Seems a little pricey compared to a proper dslr like an Eos500, I dont see the advantage of haveing sensor and screens always on! it'll eat batteries!! and a monopoly on lenses is always a concern... Oh well not for me...
Was that a sneaky self portrait in there with the sample images? or just a familiar face?
micro 4/3 ?
Not sure I see the link with micro4/3 , that standard is supposed to let you have compact cameras with interchangeable high quality lenses - like the original Leica rangerfinders.
This is just another EVIL with it's own propriety lens mount for the same price as an entry level Canon/Nikon/Olympus DSLR
This link, I'd imagine
Is that it's a similar size, price, and marketed at the same sort of people- cunning, huh?
There's no way someone should go for a system where you spend loads of money on lenses for a mount system that could be dead a few years later.
You'll lose more money than buying a high end BMW and selling it on used.
To be a little pedantic here, surely it either is or isn't an SLR, and if it doesn't have a reflex mirror then it isn't an SLR! It's kind of in the name!
So called Photographers...
"Although this new Samsung is capable of handling massive RAW files (25MB) I could not test the quality of these as the NX10’s RAW files are not yet compatible with Photoshop and Lightroom and shamefully Samsung’s own RAW workflow software is only compatible with Windows and I, like millions of others photographers, use a Mac. Iridient Digital's RAW Developer does allow Mac users access to NX10 RAW files but at a cost of £89" 89 quid is not a lot to pay. I take it your copy of photoshop is pirate then ?. Millions of mac owning photographers ? Not here m8. And lastly pixel density was never the root cause of noise, why do so many twats think it is ?? Thats why small sensor cameras like the finepix F30 leave this for dead at 800 ISO.
80% yes? For that sort of money you can get a proper Nikon or Canon DSLR system that will outperform this in every single catagory. How does this deserve 80%?
3FPS: good, but with focussing between shots?
Does the quoted 3FPS include focussing between shots?
A great advantage of DLSR is that you can compose and auto-focus the next shot while the previous photo data is being read off the sensor, thanks to the separate AF sensor and mirror. This is a must for action shots.

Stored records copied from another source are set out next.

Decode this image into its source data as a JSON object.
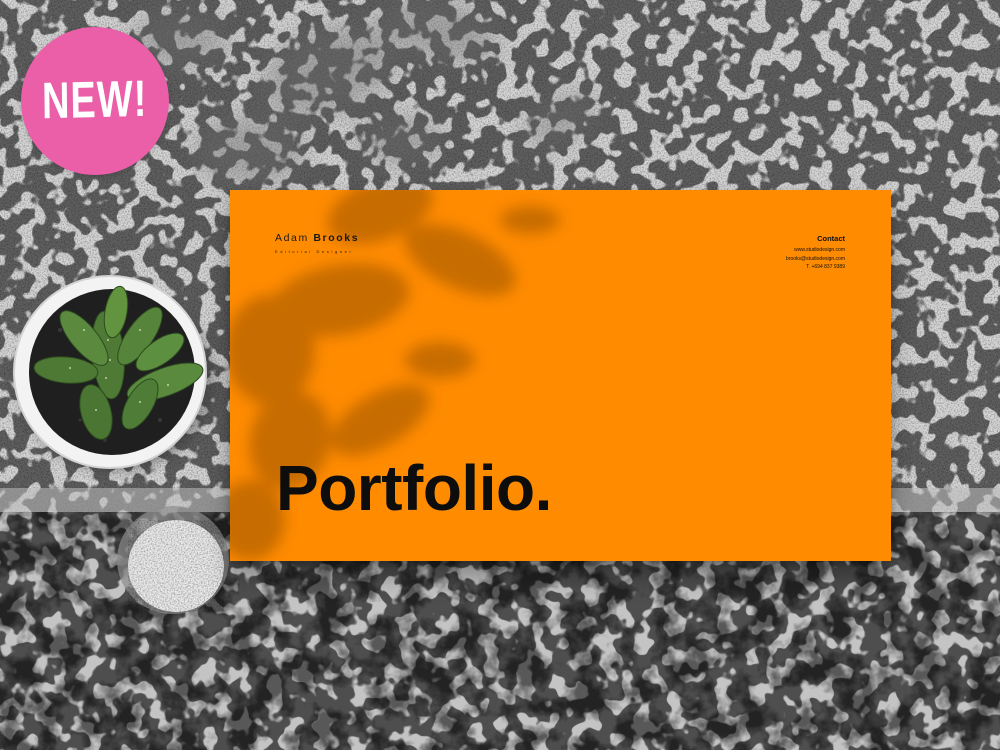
{
  "badge": {
    "label": "NEW!",
    "color": "#ea5fa8"
  },
  "card": {
    "color": "#ff8b00",
    "brand": {
      "first_name": "Adam",
      "last_name": "Brooks",
      "tagline": "Editorial Designer"
    },
    "contact": {
      "title": "Contact",
      "website": "www.studiodesign.com",
      "email": "brooks@studiodesign.com",
      "phone": "T. +694 837 9389"
    },
    "heading": "Portfolio."
  }
}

What does this EVIL do? Do you have to wait for the previous photo data to be clocked off before you can compose and auto-focus? If so, run a mile! If not, EVIL will quickly displace real DLSR.
- Geek's Guide to Britain INSIDE GCHQ: Welcome to Cheltenham's cottage industry

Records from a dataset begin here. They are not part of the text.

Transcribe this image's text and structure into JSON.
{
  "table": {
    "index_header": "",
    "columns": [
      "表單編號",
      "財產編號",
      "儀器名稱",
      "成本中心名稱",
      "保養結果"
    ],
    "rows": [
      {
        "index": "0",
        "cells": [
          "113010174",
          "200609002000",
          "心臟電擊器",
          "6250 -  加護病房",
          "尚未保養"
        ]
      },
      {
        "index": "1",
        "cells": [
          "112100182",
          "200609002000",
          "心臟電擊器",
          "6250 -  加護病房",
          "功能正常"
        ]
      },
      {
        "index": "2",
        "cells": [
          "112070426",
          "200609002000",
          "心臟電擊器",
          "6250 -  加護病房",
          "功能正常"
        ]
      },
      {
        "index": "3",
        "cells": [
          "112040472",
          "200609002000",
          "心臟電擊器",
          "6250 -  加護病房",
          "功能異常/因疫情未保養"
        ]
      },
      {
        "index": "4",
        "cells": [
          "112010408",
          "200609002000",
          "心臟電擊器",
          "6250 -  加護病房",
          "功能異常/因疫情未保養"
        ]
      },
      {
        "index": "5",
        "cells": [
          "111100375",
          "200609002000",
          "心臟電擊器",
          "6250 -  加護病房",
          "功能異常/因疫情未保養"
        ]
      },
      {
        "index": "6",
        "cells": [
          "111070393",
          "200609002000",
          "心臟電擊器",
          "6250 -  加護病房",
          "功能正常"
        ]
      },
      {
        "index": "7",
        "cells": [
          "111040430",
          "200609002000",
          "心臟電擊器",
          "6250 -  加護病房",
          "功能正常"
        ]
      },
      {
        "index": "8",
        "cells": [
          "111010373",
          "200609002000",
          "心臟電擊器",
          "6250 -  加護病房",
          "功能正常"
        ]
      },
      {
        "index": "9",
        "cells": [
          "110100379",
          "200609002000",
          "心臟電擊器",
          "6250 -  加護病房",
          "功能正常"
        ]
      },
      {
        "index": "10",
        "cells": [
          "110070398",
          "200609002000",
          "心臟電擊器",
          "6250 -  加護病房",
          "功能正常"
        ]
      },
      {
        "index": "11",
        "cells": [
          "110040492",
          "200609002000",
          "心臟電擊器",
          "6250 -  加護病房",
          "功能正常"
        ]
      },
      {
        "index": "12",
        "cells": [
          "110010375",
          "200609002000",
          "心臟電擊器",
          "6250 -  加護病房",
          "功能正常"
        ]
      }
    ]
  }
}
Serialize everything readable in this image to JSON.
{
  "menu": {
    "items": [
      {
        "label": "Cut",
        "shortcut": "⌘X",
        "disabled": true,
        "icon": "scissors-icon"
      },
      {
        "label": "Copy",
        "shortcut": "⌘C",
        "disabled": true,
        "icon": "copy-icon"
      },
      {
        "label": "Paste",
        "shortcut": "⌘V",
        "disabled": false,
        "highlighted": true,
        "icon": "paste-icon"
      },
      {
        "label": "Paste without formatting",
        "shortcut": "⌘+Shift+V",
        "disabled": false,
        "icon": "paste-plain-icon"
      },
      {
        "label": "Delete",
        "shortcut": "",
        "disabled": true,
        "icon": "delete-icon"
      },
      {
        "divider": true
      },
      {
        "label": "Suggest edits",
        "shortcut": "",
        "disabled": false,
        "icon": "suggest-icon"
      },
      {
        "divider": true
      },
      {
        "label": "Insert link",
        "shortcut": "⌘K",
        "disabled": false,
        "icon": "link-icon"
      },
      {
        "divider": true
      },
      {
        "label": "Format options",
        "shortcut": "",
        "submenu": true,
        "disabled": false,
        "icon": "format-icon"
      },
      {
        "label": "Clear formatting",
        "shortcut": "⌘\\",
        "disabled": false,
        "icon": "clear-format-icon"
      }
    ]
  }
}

- 'Catastrophic failure' of 3D-printed gun in Oz Police test
- Game Theory Is the next-gen console war already One?
- Apple cored: Samsung sells 10 million Galaxy S4 in a month
- BBC suspends CTO after it wastes £100m on doomed IT system